Dataset entries:
◆ ◆ ◆

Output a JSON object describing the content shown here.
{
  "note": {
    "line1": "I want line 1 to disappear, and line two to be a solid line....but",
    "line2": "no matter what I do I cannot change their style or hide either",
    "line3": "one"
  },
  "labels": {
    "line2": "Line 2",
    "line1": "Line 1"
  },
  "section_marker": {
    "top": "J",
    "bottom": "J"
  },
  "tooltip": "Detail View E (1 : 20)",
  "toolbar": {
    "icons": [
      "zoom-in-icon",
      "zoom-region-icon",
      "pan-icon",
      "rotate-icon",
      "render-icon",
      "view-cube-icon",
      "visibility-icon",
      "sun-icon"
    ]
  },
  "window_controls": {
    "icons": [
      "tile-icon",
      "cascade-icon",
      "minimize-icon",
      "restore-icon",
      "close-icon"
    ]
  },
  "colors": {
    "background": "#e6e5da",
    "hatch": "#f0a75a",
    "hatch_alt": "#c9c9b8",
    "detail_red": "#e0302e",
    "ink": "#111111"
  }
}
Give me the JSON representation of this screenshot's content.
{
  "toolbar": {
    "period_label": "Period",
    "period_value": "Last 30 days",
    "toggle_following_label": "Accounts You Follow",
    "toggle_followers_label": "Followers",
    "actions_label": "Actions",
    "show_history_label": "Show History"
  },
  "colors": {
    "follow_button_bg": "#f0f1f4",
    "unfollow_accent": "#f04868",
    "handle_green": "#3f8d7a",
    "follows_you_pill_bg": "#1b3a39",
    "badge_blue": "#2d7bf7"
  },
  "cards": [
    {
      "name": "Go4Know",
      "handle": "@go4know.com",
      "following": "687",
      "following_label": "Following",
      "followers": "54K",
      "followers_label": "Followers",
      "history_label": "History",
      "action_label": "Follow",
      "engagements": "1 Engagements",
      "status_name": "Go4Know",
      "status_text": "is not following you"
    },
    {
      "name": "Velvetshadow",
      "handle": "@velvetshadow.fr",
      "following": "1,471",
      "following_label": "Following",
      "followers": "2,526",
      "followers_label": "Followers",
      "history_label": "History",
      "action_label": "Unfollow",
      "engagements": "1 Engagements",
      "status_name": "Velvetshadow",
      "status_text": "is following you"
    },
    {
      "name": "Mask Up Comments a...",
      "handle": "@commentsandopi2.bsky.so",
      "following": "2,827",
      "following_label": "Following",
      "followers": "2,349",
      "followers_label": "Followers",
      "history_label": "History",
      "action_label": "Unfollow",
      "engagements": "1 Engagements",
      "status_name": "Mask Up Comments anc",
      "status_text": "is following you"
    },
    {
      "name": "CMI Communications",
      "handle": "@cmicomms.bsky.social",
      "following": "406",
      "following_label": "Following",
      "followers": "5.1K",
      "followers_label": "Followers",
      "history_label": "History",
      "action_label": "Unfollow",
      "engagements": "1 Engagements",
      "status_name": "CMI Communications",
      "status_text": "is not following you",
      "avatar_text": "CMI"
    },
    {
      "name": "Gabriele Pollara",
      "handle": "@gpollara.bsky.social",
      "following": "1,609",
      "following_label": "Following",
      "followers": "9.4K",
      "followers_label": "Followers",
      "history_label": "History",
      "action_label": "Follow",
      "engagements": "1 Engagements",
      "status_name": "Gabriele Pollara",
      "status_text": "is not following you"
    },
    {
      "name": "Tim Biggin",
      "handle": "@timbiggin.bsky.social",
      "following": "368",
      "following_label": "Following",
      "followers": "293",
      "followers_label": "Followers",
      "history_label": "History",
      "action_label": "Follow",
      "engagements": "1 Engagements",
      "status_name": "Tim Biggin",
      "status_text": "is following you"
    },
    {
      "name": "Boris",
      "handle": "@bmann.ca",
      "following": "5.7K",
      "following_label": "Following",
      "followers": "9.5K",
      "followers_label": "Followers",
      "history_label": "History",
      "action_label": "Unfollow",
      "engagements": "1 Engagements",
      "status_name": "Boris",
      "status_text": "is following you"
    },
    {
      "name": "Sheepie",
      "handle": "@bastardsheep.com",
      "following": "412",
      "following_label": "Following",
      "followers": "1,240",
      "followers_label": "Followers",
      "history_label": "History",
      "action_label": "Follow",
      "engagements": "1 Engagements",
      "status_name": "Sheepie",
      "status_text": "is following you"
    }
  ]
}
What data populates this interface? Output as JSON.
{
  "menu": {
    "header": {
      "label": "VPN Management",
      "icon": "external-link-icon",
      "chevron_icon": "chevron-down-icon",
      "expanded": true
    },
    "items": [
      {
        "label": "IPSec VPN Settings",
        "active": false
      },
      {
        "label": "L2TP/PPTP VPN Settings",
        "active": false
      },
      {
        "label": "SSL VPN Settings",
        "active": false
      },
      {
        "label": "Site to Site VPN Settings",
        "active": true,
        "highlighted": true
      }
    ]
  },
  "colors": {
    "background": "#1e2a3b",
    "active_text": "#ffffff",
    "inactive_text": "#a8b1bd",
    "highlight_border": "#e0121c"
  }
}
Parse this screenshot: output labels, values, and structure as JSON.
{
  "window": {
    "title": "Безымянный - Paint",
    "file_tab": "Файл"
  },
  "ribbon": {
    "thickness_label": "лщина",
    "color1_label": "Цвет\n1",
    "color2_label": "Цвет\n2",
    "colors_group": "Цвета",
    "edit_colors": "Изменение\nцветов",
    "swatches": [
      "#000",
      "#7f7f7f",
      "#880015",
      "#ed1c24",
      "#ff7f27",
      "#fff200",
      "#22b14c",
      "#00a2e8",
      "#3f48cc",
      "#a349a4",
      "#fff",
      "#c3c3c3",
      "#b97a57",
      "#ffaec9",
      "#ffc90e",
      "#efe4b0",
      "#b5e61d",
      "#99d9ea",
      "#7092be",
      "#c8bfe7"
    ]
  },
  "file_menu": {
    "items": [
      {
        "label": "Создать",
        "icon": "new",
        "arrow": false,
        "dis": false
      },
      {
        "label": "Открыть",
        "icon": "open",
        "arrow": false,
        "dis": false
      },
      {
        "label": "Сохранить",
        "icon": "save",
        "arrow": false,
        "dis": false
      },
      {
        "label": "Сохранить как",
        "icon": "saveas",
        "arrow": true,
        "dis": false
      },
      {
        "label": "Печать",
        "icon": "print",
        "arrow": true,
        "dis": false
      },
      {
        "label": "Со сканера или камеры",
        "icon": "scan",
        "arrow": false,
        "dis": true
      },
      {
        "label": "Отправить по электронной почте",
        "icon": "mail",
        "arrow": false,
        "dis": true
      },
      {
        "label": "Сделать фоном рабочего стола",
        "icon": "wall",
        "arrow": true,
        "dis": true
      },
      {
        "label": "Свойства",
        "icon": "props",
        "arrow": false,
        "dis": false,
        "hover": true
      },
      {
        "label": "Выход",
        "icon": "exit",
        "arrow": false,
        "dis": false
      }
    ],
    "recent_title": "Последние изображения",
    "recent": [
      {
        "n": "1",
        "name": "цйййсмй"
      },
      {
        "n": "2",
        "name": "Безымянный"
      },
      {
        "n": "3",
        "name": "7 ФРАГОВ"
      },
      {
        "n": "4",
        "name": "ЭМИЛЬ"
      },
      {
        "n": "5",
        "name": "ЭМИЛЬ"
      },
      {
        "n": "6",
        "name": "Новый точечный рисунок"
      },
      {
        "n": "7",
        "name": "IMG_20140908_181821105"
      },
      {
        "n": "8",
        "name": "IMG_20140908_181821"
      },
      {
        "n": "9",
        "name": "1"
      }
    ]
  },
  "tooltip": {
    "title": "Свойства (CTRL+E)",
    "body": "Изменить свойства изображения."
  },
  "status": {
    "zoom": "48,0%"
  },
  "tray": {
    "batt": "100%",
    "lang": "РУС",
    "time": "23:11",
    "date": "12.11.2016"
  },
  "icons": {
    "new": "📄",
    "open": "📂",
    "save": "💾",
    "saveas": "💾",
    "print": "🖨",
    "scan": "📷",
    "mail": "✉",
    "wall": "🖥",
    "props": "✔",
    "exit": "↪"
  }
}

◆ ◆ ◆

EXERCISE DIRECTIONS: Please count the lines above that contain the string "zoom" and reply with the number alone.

WRITTEN REPLY: 3